"It's kind of escaping to a different world," said Bruce Luyendyk, who was a geophysicist and oceanographer who was a researcher at UC Santa Barbara for decades. He's now a professor emeritus. "It was kind of like being in outer space, with air."
His theory about the eighth continent took him to the Antarctic, as well as to the depths of the southwest Pacific. The idea is that New Zealand is the top of a submerged continent which broke away from Antarctica.
To support his research, it meant going on a series of amazing journeys to one of the most remote areas of the planet.
"There were six of us (on the expeditions), but we had to function as one," said the researcher. "We were 800 miles from the base station at McMurdo, so we were way beyond helicopter rescue range...we were totally on our own."
Luyendyk admits that before he went for the first time, he was skeptical of some of the stories he heard about being there. "People would tell me stories about how hard it was before I went, and I would think there was a little bit of fudging. And then I got there, I figured out nobody is making anything up. It's all true. You don't need to make up a story...it's so hard to work there."

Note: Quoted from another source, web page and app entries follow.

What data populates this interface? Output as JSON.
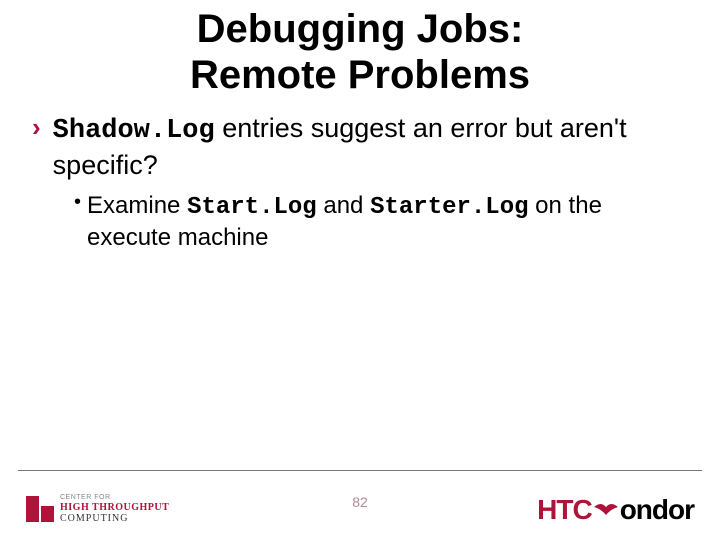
{
  "title_line1": "Debugging Jobs:",
  "title_line2": "Remote Problems",
  "bullet1": {
    "marker": "›",
    "code1": "Shadow.Log",
    "text_after1": " entries suggest an error but aren't specific?"
  },
  "bullet2": {
    "marker": "•",
    "text_before": "Examine ",
    "code1": "Start.Log",
    "text_mid": " and ",
    "code2": "Starter.Log",
    "text_after": " on the execute machine"
  },
  "page_number": "82",
  "logo_left": {
    "line1": "CENTER FOR",
    "line2": "HIGH THROUGHPUT",
    "line3": "COMPUTING"
  },
  "logo_right": {
    "part1": "HTC",
    "part2": "ondor"
  }
}
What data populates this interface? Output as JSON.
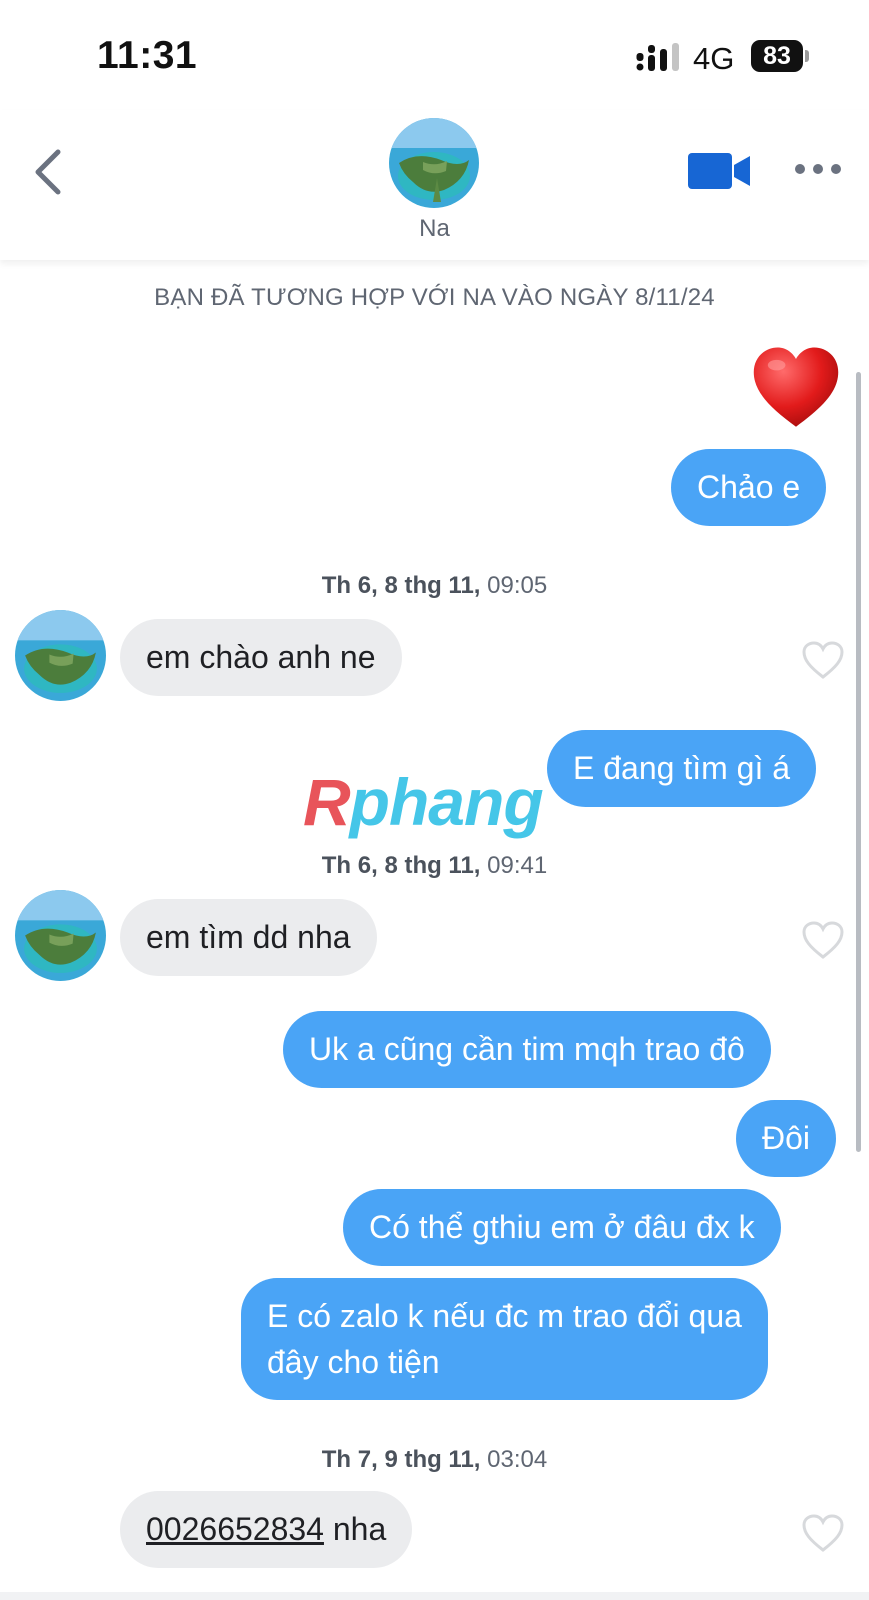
{
  "status_bar": {
    "time": "11:31",
    "network": "4G",
    "battery": "83"
  },
  "header": {
    "contact_name": "Na",
    "back_icon": "chevron-left-icon",
    "video_icon": "video-camera-icon",
    "more_icon": "more-horizontal-icon"
  },
  "match_banner": "BẠN ĐÃ TƯƠNG HỢP VỚI NA VÀO NGÀY 8/11/24",
  "reaction": {
    "icon": "red-heart-emoji"
  },
  "messages": {
    "m1": {
      "text": "Chảo e"
    },
    "ts1": {
      "day": "Th 6, 8 thg 11,",
      "time": "09:05"
    },
    "m2": {
      "text": "em chào anh ne"
    },
    "m3": {
      "text": "E đang tìm gì á"
    },
    "ts2": {
      "day": "Th 6, 8 thg 11,",
      "time": "09:41"
    },
    "m4": {
      "text": "em tìm dd nha"
    },
    "m5": {
      "text": "Uk a cũng cần tim mqh trao đô"
    },
    "m6": {
      "text": "Đôi"
    },
    "m7": {
      "text": "Có thể gthiu em ở đâu đx k"
    },
    "m8": {
      "line1": "E có zalo k nếu đc m trao đổi qua",
      "line2": "đây cho tiện"
    },
    "ts3": {
      "day": "Th 7, 9 thg 11,",
      "time": "03:04"
    },
    "m9": {
      "link": "0026652834",
      "text": " nha"
    }
  },
  "watermark": {
    "first": "R",
    "rest": "phang"
  },
  "colors": {
    "outgoing_bubble": "#4aa4f6",
    "incoming_bubble": "#ebecee",
    "accent": "#1766d4"
  }
}
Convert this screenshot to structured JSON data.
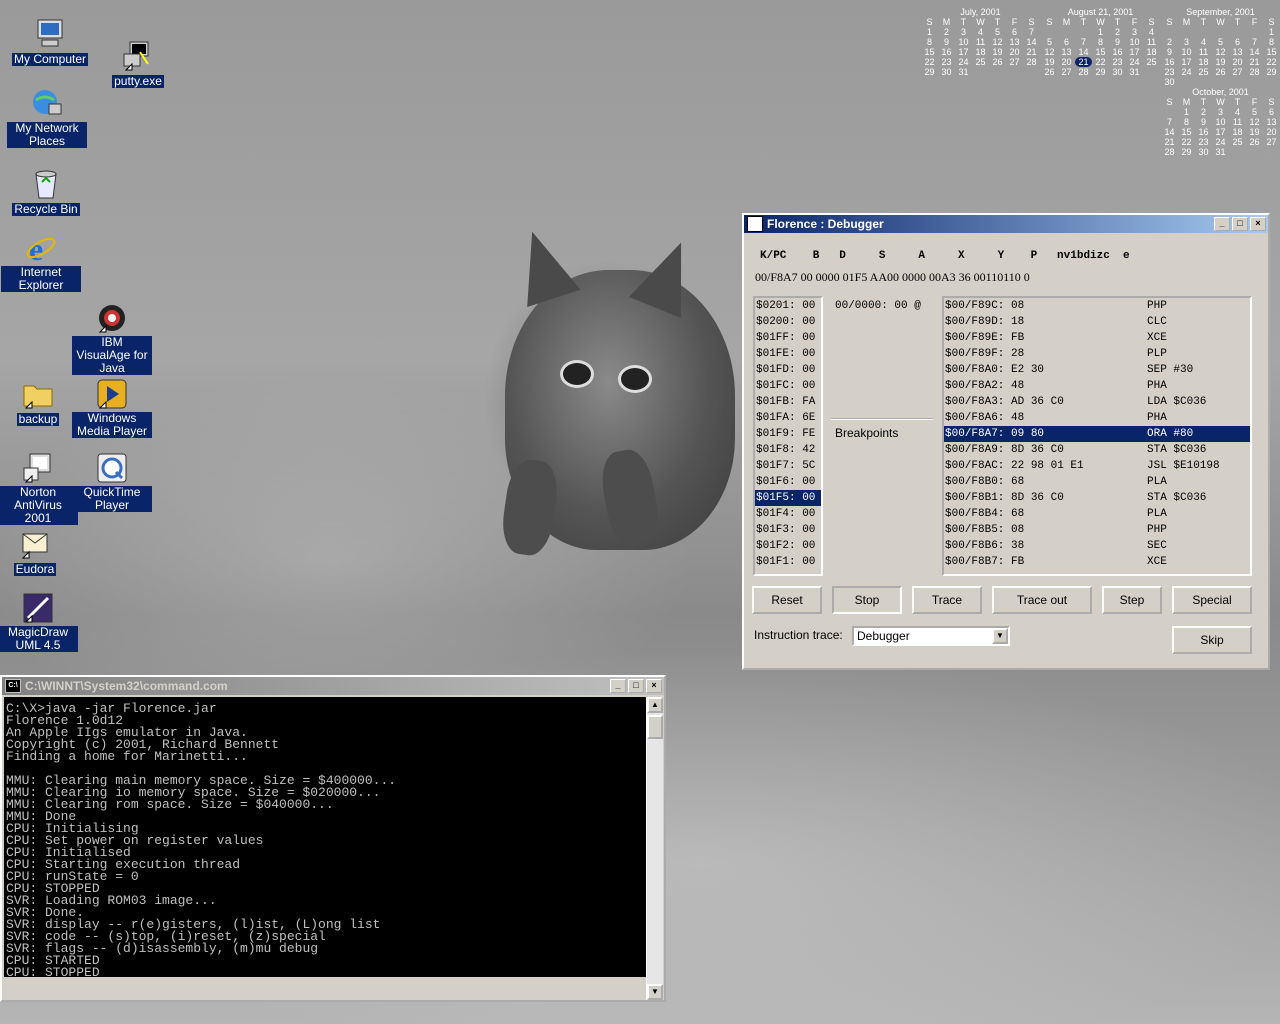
{
  "desktop": {
    "icons": [
      {
        "label": "My Computer"
      },
      {
        "label": "putty.exe"
      },
      {
        "label": "My Network Places"
      },
      {
        "label": "Recycle Bin"
      },
      {
        "label": "Internet Explorer"
      },
      {
        "label": "IBM VisualAge for Java"
      },
      {
        "label": "backup"
      },
      {
        "label": "Windows Media Player"
      },
      {
        "label": "Norton AntiVirus 2001"
      },
      {
        "label": "QuickTime Player"
      },
      {
        "label": "Eudora"
      },
      {
        "label": "MagicDraw UML 4.5"
      }
    ]
  },
  "calendar": {
    "day_header": [
      "S",
      "M",
      "T",
      "W",
      "T",
      "F",
      "S"
    ],
    "months": [
      {
        "title": "July, 2001",
        "days": [
          "1",
          "2",
          "3",
          "4",
          "5",
          "6",
          "7",
          "8",
          "9",
          "10",
          "11",
          "12",
          "13",
          "14",
          "15",
          "16",
          "17",
          "18",
          "19",
          "20",
          "21",
          "22",
          "23",
          "24",
          "25",
          "26",
          "27",
          "28",
          "29",
          "30",
          "31"
        ],
        "start": 0
      },
      {
        "title": "August 21, 2001",
        "days": [
          "1",
          "2",
          "3",
          "4",
          "5",
          "6",
          "7",
          "8",
          "9",
          "10",
          "11",
          "12",
          "13",
          "14",
          "15",
          "16",
          "17",
          "18",
          "19",
          "20",
          "21",
          "22",
          "23",
          "24",
          "25",
          "26",
          "27",
          "28",
          "29",
          "30",
          "31"
        ],
        "start": 3,
        "today": "21"
      },
      {
        "title": "September, 2001",
        "days": [
          "1",
          "2",
          "3",
          "4",
          "5",
          "6",
          "7",
          "8",
          "9",
          "10",
          "11",
          "12",
          "13",
          "14",
          "15",
          "16",
          "17",
          "18",
          "19",
          "20",
          "21",
          "22",
          "23",
          "24",
          "25",
          "26",
          "27",
          "28",
          "29",
          "30"
        ],
        "start": 6
      },
      {
        "title": "October, 2001",
        "days": [
          "1",
          "2",
          "3",
          "4",
          "5",
          "6",
          "7",
          "8",
          "9",
          "10",
          "11",
          "12",
          "13",
          "14",
          "15",
          "16",
          "17",
          "18",
          "19",
          "20",
          "21",
          "22",
          "23",
          "24",
          "25",
          "26",
          "27",
          "28",
          "29",
          "30",
          "31"
        ],
        "start": 1
      }
    ]
  },
  "debugger": {
    "title": "Florence : Debugger",
    "reg_headers": "K/PC    B   D     S     A     X     Y    P   nv1bdizc  e",
    "reg_values": "00/F8A7 00 0000 01F5 AA00 0000 00A3 36 00110110 0",
    "stack": [
      "$0201: 00",
      "$0200: 00",
      "$01FF: 00",
      "$01FE: 00",
      "$01FD: 00",
      "$01FC: 00",
      "$01FB: FA",
      "$01FA: 6E",
      "$01F9: FE",
      "$01F8: 42",
      "$01F7: 5C",
      "$01F6: 00",
      "$01F5: 00",
      "$01F4: 00",
      "$01F3: 00",
      "$01F2: 00",
      "$01F1: 00"
    ],
    "stack_selected": 12,
    "memory_line": "00/0000: 00 @",
    "breakpoints_label": "Breakpoints",
    "disassembly": [
      {
        "addr": "$00/F89C: 08",
        "op": "PHP"
      },
      {
        "addr": "$00/F89D: 18",
        "op": "CLC"
      },
      {
        "addr": "$00/F89E: FB",
        "op": "XCE"
      },
      {
        "addr": "$00/F89F: 28",
        "op": "PLP"
      },
      {
        "addr": "$00/F8A0: E2 30",
        "op": "SEP #30"
      },
      {
        "addr": "$00/F8A2: 48",
        "op": "PHA"
      },
      {
        "addr": "$00/F8A3: AD 36 C0",
        "op": "LDA $C036"
      },
      {
        "addr": "$00/F8A6: 48",
        "op": "PHA"
      },
      {
        "addr": "$00/F8A7: 09 80",
        "op": "ORA #80"
      },
      {
        "addr": "$00/F8A9: 8D 36 C0",
        "op": "STA $C036"
      },
      {
        "addr": "$00/F8AC: 22 98 01 E1",
        "op": "JSL $E10198"
      },
      {
        "addr": "$00/F8B0: 68",
        "op": "PLA"
      },
      {
        "addr": "$00/F8B1: 8D 36 C0",
        "op": "STA $C036"
      },
      {
        "addr": "$00/F8B4: 68",
        "op": "PLA"
      },
      {
        "addr": "$00/F8B5: 08",
        "op": "PHP"
      },
      {
        "addr": "$00/F8B6: 38",
        "op": "SEC"
      },
      {
        "addr": "$00/F8B7: FB",
        "op": "XCE"
      }
    ],
    "disassembly_selected": 8,
    "buttons": {
      "reset": "Reset",
      "stop": "Stop",
      "trace": "Trace",
      "trace_out": "Trace out",
      "step": "Step",
      "special": "Special",
      "skip": "Skip"
    },
    "trace_label": "Instruction trace:",
    "trace_value": "Debugger"
  },
  "console": {
    "title": "C:\\WINNT\\System32\\command.com",
    "lines": [
      "C:\\X>java -jar Florence.jar",
      "Florence 1.0d12",
      "An Apple IIgs emulator in Java.",
      "Copyright (c) 2001, Richard Bennett",
      "Finding a home for Marinetti...",
      "",
      "MMU: Clearing main memory space. Size = $400000...",
      "MMU: Clearing io memory space. Size = $020000...",
      "MMU: Clearing rom space. Size = $040000...",
      "MMU: Done",
      "CPU: Initialising",
      "CPU: Set power on register values",
      "CPU: Initialised",
      "CPU: Starting execution thread",
      "CPU: runState = 0",
      "CPU: STOPPED",
      "SVR: Loading ROM03 image...",
      "SVR: Done.",
      "SVR: display -- r(e)gisters, (l)ist, (L)ong list",
      "SVR: code -- (s)top, (i)reset, (z)special",
      "SVR: flags -- (d)isassembly, (m)mu debug",
      "CPU: STARTED",
      "CPU: STOPPED"
    ]
  }
}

Getting there was a story in itself. He would take a commercial flight from Santa Barbara to New Zealand. A military plane would take them from New Zealand to McMurdo Station. Then, a military transport plane with skis for landing gear would fly them the 800 miles to the research area, where they would work for the next six weeks.
He said they found evidence to back the theories about the land where New Zealand is located splitting away from Antarctica, to create a new continent that's virtually all underwater.
And, thanks to some of his graduate students, he even has a mountain named after him. They were camped during an unnamed peak designated as 1070 when a big blizzard hit. They were stuck there for days. The graduate students went through the process to get the mountain named after the researcher. He said it's about the size of the Santa Ynez Mountain range, above the Santa Barbara area.
He’s a part of a number of scientific papers about geological and environmental research. But, his latest writing project is decidedly unscientific. It’s a new book called Mighty Bad Land, which looks at his first expedition to Antarctica.
"The focus of the book is about the human experience of doing this first expedition. There were things that were frightening," said Luyendyk. "Living in a two person tent during a blizzard that goes on for days. That's a scary experience. You lose your tent, and you could be dead."
The Santa Barbara researcher said yes, there was also a certain amount of danger involved. But, he notes there's danger every day, like driving a car from Santa Barbara to Ventura. He said you learned to be careful, and prepared for anything.
Luyendyk aside from the science, the experience was incredible. He said the beauty, and solitude of the continent was amazing. "The place is sublime, and the beauty is untouched. It's a powerful, emotional experience,"
Bruce Luyendyk will do a book signing for his new book from 1-3 p.m. Saturday, July 8 at the Barnes and Noble store at 4820 Telephone Road in Ventura.